The Centers for disease Control and the USDA-FSIS recommend consumers follow these food safety tips to prevent salmonella infection whenever you handle raw meat, poultry or seafood:

Clean

  • Wash hands with warm, soapy water for 20 seconds before and after handling raw meat, poultry or seafood.
  • Wash utensils, cutting boards, dishes and countertops with hot, soapy water after preparing each food item and before you go on to prepare the next item.
  • Food contact surfaces may be sanitized with a freshly made solution of 1 tablespoon of unscented, liquid chlorine bleach in 1 gallon of water.

Separate

  • Separate raw meat, poultry and seafood from other foods in your grocery shopping cart and in your refrigerator.
  • If possible, use one cutting board for fresh produce and a separate one for raw meat, poultry and seafood.
  • Never place cooked food on a plate that previously held raw meat, poultry or seafood.

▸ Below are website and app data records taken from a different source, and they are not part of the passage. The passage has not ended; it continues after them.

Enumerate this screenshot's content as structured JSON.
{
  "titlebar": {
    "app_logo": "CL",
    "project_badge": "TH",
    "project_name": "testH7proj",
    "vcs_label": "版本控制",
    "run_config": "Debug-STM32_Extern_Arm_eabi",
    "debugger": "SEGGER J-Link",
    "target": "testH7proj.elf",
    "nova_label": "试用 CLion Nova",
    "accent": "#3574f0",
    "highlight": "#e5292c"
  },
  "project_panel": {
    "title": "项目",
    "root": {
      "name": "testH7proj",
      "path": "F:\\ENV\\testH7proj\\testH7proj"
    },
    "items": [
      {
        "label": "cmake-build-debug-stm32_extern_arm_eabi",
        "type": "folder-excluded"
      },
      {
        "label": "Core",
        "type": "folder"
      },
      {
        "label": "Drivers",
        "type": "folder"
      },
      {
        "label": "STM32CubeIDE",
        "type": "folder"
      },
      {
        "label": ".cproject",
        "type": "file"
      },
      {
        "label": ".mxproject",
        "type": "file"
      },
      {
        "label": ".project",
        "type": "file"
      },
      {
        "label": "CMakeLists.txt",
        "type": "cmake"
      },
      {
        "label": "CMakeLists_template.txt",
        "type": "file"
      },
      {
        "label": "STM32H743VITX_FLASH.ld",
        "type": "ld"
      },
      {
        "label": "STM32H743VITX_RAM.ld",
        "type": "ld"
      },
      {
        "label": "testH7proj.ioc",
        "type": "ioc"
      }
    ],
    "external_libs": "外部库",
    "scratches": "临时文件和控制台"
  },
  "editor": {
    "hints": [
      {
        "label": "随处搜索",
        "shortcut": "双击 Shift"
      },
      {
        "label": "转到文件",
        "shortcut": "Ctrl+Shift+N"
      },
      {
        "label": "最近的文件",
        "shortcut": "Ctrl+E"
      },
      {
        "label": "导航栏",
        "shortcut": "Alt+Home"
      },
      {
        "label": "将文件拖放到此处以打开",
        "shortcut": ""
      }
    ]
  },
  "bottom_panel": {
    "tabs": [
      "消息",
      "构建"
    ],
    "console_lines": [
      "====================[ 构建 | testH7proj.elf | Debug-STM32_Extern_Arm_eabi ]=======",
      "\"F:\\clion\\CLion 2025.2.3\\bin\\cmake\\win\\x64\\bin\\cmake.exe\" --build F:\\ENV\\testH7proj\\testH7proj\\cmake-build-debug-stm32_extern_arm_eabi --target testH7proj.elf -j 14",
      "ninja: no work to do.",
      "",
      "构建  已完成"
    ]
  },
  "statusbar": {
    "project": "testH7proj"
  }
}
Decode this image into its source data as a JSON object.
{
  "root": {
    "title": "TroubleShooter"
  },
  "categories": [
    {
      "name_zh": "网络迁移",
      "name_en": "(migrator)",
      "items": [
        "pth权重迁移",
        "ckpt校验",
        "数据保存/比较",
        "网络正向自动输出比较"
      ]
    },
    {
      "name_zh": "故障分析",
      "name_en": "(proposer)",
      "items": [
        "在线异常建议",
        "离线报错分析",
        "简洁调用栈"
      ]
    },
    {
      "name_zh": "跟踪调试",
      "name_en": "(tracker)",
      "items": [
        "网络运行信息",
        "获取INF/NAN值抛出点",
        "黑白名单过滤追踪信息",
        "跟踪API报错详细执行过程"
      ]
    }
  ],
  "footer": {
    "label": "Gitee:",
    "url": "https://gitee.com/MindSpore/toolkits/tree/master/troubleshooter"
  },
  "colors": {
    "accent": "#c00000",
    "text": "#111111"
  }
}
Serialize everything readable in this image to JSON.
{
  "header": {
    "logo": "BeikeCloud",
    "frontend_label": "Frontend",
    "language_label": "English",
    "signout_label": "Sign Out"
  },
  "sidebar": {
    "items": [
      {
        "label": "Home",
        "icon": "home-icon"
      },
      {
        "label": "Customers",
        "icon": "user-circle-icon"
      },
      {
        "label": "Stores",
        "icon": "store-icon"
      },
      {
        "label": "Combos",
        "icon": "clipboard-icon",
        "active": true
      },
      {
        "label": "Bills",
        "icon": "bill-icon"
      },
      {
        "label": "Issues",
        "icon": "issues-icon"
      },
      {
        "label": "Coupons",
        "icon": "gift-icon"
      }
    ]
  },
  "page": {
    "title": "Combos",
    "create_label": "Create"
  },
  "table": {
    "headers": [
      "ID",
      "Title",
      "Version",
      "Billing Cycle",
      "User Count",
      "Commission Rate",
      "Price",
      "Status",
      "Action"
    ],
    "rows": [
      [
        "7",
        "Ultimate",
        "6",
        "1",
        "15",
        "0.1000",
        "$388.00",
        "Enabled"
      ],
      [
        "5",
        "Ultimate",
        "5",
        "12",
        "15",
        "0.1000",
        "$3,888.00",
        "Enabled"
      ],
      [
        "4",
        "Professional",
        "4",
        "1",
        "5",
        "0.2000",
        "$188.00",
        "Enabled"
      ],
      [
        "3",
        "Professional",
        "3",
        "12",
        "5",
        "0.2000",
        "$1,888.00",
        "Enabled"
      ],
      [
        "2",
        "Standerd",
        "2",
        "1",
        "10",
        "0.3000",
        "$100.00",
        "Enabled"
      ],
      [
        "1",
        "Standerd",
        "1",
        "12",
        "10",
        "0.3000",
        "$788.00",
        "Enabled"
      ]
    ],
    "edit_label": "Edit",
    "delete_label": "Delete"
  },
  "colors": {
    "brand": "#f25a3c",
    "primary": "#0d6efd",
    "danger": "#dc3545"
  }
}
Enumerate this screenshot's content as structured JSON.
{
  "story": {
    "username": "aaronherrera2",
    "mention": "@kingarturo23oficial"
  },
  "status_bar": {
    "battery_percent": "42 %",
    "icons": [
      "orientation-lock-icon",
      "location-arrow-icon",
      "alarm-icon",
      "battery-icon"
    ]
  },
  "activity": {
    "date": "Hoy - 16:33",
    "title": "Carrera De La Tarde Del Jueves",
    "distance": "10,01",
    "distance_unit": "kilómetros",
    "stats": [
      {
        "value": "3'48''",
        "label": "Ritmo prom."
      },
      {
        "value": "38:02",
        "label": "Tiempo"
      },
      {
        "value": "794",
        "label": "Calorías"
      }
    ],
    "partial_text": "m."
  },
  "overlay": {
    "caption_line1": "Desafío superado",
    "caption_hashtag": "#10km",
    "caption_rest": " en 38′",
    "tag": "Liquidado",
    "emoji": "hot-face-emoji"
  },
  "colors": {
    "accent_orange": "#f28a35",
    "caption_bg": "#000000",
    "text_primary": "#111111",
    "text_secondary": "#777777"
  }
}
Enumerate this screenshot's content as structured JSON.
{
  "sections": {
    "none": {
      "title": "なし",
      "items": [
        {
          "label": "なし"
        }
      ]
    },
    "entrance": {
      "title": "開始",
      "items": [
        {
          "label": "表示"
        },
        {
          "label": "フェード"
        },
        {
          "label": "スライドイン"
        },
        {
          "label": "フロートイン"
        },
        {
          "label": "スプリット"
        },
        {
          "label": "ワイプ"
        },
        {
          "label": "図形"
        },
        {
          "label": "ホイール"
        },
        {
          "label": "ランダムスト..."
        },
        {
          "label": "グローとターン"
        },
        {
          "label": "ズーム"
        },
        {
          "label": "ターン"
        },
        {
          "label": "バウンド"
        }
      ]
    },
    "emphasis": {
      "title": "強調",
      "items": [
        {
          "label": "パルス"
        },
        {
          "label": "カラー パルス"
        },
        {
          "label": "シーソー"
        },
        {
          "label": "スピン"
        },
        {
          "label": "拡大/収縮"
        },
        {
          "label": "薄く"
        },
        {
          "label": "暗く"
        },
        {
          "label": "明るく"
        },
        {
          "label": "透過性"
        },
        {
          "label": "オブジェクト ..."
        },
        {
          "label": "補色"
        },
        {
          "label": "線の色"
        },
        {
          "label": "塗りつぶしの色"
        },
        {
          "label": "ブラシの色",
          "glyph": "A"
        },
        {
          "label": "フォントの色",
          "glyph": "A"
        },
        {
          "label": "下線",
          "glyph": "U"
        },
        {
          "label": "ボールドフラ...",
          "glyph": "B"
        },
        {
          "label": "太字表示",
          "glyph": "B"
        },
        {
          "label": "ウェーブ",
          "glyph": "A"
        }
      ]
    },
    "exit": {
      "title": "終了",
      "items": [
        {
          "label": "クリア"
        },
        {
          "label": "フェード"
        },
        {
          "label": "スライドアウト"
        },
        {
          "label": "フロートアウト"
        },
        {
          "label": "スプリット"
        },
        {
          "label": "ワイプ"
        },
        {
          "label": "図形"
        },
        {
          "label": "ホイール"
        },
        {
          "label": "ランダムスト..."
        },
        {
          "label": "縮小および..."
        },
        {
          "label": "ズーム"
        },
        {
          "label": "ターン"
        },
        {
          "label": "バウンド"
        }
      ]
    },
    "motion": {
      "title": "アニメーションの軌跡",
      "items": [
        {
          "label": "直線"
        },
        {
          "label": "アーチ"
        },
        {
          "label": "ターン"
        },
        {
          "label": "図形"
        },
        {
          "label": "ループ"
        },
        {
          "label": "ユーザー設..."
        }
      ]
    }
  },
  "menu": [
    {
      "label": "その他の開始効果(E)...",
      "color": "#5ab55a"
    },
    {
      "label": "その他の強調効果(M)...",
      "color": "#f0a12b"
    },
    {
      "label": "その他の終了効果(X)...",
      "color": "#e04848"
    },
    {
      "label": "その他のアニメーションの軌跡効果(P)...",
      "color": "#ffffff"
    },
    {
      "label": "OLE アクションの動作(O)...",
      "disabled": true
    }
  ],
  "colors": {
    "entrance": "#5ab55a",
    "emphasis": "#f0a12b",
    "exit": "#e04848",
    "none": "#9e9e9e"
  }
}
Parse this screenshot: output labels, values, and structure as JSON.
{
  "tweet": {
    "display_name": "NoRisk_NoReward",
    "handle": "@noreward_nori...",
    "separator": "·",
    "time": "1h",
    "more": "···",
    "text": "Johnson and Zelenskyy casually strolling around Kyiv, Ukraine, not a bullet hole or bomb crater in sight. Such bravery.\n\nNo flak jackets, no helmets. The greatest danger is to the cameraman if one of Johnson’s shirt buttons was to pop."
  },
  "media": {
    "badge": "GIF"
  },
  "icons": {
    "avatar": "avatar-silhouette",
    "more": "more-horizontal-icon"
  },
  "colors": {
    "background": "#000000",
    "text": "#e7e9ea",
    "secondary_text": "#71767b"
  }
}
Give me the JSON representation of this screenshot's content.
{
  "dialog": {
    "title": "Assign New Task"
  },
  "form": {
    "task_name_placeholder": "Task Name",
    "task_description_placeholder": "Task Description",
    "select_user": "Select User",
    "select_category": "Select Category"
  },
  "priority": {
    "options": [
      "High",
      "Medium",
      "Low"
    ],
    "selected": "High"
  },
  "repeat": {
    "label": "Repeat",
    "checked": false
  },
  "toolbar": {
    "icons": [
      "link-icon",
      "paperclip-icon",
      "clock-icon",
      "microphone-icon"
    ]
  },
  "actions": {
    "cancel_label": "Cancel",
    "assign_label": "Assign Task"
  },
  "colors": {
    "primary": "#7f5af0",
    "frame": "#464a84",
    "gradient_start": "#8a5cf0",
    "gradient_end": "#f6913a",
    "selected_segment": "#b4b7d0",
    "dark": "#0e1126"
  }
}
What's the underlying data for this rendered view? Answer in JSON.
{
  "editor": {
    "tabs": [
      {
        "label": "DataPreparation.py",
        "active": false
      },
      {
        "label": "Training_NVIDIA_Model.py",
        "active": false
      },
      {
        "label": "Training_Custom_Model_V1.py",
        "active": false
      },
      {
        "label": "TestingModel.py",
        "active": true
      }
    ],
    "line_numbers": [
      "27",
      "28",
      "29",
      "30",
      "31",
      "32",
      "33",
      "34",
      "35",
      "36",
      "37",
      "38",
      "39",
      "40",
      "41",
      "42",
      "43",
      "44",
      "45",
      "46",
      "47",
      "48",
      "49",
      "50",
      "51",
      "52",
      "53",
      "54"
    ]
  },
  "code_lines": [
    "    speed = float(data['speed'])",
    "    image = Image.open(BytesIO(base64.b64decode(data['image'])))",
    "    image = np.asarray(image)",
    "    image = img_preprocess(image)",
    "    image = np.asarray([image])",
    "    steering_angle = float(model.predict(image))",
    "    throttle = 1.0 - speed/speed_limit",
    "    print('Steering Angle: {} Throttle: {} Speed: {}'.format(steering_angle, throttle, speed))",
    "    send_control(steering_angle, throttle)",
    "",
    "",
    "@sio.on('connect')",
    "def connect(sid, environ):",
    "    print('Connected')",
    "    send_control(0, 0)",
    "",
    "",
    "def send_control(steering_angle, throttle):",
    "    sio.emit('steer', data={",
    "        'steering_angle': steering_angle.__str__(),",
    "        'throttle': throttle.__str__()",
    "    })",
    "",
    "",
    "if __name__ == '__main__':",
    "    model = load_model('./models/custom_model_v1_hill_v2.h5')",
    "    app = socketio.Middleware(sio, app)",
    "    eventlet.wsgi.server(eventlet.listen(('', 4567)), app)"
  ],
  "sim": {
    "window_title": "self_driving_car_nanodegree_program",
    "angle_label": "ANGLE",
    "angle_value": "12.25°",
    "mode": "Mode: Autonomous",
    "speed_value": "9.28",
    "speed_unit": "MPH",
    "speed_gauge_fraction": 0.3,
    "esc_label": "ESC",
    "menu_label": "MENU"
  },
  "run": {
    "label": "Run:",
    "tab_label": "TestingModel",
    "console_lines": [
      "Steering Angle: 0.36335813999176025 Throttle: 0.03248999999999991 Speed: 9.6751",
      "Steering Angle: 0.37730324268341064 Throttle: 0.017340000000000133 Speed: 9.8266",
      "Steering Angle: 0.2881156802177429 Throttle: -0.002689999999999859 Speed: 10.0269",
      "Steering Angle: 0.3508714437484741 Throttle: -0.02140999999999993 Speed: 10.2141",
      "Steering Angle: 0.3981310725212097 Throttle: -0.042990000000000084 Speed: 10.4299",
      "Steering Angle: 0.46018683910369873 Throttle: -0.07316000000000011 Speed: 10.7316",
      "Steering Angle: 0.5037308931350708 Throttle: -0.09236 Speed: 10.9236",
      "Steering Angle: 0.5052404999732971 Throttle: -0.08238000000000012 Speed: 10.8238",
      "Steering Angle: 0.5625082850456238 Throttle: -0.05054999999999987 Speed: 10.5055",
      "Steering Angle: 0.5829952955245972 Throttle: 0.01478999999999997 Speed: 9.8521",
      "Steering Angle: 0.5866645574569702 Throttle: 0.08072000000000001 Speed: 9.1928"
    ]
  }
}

Cook

  • Cook poultry to a safe minimum internal temperature of 165° degrees as measured with a food thermometer.

Chill

  • Chill food promptly and properly. Refrigerate or freeze perishables, prepared foods and leftovers within two hours (or one hour if temperatures are above 90 degrees).
  • Contact your health care provider if you think you may have become ill from eating contaminated food.

Symptoms of salmonella infection include: diarrhea, fever and abdominal cramps 12 to 72 hours after infection. The illness usually lasts four to seven days, and most persons recover without treatment. Children younger than 5 years old, older adults and people with weakened immune systems are more likely to have a severe illness from salmonella infection.

While it is not unusual for raw poultry from any producer to have salmonella bacteria, it is uncommon for poultry to have multidrug-resistant salmonella bacteria. People who think they have become ill from eating chicken associated with this outbreak should inform their health care provider about this antibiotic resistance.

On Oct. 7, the USDA-FSIS issued a public health alert for chicken products produced at three poultry facilities.

On Oct. 8, the Centers for Disease Control and Prevention also issued advice to consumers regarding a multistate outbreak of Salmonella Heidelberg.